_Work request_.
Every line of the records below that has the word "likes" should be copied.

Dataset items
★ ★ ★ ★ ★ ★ ★

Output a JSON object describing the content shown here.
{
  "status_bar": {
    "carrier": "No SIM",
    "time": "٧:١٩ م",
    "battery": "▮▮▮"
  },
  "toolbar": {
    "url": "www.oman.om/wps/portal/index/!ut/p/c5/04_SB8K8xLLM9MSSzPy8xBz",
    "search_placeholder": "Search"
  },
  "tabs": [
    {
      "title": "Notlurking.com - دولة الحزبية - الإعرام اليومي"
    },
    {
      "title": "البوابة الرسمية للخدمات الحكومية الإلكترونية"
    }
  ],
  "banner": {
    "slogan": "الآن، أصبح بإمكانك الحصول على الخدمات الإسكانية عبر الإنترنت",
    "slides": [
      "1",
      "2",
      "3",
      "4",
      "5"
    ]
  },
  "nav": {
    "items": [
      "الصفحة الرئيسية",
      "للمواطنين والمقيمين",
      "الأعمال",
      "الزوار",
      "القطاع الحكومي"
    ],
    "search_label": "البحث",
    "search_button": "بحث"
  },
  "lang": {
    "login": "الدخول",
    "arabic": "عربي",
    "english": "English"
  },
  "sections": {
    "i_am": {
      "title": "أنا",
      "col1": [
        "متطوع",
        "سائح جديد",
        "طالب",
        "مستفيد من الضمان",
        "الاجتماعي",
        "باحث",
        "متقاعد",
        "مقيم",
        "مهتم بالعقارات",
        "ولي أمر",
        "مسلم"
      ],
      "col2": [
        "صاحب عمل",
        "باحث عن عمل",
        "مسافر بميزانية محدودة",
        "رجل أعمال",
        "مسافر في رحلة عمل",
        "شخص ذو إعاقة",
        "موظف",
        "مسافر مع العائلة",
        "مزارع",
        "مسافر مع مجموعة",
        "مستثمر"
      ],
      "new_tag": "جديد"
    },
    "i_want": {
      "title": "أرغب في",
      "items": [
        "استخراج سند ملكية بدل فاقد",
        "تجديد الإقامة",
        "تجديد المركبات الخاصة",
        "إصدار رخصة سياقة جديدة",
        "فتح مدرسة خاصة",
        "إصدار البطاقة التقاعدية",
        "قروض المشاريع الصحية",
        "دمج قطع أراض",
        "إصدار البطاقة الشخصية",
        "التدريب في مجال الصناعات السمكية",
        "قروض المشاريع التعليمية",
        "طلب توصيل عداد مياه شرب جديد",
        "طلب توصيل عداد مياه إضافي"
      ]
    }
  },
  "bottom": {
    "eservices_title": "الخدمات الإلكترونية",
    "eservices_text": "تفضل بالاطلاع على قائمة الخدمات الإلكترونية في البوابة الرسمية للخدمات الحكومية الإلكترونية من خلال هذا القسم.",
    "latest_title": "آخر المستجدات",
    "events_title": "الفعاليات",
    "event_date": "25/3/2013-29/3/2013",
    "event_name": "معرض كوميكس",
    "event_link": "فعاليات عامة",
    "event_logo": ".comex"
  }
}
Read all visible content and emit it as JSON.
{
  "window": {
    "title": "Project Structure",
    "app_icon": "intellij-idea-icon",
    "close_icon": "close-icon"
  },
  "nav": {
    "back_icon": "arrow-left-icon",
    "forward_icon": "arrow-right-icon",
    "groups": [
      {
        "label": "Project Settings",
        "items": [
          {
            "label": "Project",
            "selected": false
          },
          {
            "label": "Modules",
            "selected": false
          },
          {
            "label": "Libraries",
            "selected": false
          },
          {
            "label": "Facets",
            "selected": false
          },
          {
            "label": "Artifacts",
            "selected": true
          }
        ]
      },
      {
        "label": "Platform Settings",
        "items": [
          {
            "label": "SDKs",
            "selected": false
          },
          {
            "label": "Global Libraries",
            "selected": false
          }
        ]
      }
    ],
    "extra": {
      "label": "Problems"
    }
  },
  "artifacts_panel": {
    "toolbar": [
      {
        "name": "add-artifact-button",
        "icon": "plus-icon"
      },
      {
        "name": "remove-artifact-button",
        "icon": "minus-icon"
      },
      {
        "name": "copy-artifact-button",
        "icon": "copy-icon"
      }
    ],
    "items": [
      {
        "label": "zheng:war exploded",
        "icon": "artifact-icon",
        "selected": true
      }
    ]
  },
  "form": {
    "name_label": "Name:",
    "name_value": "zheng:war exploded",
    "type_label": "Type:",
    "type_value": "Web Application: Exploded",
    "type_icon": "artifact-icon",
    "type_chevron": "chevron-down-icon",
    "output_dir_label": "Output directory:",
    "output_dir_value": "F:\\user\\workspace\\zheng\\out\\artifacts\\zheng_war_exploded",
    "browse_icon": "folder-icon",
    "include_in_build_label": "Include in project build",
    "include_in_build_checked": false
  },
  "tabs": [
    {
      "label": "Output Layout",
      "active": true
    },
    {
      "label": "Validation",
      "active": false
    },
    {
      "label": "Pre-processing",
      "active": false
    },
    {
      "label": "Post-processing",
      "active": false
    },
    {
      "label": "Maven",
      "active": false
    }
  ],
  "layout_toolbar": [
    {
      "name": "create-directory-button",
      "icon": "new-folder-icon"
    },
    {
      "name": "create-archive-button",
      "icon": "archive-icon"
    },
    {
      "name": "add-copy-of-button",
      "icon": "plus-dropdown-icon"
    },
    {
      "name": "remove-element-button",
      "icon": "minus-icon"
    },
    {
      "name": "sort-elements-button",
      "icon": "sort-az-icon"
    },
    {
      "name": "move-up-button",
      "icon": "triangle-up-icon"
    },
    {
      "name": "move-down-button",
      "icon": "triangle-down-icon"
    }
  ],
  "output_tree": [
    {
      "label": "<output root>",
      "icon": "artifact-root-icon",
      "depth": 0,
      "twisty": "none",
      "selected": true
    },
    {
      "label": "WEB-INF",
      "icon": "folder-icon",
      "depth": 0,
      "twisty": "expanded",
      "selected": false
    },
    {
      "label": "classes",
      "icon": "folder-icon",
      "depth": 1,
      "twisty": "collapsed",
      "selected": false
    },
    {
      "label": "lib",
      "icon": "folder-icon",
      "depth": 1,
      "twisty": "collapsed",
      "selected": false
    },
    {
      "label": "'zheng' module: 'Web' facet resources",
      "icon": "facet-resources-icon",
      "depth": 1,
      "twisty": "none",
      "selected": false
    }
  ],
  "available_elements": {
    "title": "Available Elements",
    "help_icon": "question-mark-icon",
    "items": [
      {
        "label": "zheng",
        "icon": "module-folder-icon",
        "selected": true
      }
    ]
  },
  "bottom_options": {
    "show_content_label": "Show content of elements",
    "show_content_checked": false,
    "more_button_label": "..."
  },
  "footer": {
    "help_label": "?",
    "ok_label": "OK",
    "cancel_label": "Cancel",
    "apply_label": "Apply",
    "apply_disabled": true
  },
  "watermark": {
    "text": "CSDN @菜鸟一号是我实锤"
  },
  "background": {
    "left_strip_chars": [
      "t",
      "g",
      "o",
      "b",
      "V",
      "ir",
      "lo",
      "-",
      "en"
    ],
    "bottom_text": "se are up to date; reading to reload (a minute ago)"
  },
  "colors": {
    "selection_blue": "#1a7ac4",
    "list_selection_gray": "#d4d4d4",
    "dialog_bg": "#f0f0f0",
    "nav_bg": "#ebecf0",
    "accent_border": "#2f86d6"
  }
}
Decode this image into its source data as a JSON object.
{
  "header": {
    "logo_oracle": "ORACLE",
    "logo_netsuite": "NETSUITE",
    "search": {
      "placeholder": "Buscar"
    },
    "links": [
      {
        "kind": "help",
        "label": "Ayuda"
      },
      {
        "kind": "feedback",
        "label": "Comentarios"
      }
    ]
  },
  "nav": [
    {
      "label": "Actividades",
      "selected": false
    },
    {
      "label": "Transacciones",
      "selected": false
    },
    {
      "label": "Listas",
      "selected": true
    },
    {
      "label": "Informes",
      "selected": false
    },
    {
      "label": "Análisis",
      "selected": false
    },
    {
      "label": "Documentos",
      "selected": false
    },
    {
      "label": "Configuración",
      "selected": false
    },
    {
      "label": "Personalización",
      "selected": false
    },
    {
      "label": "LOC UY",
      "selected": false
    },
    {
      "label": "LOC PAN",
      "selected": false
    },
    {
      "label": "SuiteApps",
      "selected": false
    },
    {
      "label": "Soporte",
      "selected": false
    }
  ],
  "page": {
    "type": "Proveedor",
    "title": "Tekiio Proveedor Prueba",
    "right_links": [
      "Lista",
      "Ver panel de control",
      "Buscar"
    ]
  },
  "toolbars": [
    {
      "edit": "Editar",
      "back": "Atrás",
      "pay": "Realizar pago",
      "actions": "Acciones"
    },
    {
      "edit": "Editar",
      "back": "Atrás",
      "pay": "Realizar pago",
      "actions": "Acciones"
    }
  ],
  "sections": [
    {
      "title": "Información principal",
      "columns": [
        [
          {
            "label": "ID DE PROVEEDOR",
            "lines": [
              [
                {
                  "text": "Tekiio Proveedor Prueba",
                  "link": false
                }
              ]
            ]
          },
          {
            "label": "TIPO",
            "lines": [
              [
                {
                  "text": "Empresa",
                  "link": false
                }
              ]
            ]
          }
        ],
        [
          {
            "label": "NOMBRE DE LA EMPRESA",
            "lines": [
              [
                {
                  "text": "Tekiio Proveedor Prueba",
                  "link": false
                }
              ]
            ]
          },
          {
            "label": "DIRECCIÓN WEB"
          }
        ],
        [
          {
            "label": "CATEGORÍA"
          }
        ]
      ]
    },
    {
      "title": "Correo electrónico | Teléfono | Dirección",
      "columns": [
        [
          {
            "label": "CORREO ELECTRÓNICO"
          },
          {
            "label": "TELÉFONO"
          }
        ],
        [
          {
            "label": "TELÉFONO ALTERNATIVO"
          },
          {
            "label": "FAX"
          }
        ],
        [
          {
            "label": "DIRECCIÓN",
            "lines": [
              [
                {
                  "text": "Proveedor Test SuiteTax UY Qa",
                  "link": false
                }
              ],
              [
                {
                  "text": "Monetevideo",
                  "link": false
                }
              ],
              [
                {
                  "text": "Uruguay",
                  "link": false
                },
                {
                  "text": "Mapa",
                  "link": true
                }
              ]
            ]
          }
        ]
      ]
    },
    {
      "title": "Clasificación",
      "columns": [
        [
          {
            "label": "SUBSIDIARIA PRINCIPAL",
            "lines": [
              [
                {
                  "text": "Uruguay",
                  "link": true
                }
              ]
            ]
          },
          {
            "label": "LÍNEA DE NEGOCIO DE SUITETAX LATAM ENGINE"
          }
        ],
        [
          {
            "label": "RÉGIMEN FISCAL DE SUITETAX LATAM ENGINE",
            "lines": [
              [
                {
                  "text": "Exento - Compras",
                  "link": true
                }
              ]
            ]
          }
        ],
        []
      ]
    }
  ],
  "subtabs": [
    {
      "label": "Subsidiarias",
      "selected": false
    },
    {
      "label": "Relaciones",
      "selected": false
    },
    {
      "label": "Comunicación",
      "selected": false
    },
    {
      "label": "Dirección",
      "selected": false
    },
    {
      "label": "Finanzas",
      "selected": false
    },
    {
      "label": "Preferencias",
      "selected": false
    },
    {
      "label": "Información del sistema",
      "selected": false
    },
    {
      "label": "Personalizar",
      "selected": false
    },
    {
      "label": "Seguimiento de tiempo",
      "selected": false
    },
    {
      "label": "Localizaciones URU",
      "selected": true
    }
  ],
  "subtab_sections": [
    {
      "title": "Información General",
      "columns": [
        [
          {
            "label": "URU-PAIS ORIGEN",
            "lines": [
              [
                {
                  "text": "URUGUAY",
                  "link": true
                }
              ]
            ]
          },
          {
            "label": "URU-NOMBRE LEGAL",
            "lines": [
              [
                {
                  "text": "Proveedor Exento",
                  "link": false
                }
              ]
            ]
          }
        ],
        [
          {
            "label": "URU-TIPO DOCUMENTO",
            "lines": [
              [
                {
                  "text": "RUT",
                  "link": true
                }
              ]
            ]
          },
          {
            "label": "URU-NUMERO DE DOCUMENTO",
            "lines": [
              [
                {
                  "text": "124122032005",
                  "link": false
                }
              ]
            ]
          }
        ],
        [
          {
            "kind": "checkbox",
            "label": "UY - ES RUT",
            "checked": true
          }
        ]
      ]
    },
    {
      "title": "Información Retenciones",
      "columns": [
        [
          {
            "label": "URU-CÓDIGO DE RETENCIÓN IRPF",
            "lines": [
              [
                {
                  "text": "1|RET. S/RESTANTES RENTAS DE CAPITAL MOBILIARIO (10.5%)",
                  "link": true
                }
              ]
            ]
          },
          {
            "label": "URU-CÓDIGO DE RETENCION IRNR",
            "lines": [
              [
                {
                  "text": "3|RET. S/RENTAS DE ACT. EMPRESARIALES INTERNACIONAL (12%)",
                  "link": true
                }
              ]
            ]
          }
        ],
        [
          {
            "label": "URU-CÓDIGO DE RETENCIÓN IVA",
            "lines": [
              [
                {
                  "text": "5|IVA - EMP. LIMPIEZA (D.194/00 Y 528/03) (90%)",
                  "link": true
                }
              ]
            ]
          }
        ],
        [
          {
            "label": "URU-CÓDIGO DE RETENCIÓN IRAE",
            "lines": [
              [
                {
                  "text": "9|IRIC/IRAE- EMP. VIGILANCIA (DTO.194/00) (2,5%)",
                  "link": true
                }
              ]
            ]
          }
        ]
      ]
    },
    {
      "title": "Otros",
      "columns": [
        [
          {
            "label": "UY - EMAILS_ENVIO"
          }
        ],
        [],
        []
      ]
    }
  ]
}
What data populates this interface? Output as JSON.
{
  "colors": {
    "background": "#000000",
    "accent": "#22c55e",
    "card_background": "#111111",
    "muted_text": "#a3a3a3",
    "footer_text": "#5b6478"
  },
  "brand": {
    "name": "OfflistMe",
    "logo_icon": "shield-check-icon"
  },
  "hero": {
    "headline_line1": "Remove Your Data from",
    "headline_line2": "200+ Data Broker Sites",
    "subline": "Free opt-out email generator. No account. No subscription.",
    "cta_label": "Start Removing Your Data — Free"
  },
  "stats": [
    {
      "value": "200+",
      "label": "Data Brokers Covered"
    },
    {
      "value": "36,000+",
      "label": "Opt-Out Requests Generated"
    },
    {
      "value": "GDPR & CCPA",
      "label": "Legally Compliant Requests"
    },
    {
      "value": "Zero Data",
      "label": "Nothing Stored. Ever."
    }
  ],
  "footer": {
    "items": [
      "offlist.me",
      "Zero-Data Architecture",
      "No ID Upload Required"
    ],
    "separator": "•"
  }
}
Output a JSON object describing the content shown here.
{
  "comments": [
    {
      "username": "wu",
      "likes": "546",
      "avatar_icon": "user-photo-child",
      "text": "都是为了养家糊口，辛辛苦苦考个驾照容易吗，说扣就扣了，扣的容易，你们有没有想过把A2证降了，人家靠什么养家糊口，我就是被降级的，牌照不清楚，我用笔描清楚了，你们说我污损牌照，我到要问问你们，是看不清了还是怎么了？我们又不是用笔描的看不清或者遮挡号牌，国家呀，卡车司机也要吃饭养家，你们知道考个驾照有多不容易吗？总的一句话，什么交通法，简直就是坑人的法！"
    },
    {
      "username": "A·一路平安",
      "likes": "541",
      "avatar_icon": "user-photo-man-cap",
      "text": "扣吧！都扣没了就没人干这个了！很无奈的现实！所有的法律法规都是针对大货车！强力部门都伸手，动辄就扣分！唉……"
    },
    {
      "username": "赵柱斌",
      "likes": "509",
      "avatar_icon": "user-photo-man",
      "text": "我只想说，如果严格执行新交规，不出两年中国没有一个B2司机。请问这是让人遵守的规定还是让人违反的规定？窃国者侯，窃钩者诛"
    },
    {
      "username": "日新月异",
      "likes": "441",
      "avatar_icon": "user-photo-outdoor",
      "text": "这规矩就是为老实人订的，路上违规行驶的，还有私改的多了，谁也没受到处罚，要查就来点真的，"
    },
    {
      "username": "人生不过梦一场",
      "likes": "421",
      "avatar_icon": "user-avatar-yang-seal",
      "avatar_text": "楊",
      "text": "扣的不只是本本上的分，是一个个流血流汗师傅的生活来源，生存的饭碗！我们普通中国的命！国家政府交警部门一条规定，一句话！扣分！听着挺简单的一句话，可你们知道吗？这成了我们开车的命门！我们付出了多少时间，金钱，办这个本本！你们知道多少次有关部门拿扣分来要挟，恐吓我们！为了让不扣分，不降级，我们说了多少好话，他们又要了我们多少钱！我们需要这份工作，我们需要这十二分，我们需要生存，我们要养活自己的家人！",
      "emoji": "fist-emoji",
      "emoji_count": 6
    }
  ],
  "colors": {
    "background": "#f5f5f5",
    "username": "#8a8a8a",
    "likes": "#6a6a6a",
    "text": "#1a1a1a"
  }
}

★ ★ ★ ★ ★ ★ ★

_Result of this task_.
      "likes": "546",
      "likes": "541",
      "likes": "509",
      "likes": "441",
      "likes": "421",
    "likes": "#6a6a6a",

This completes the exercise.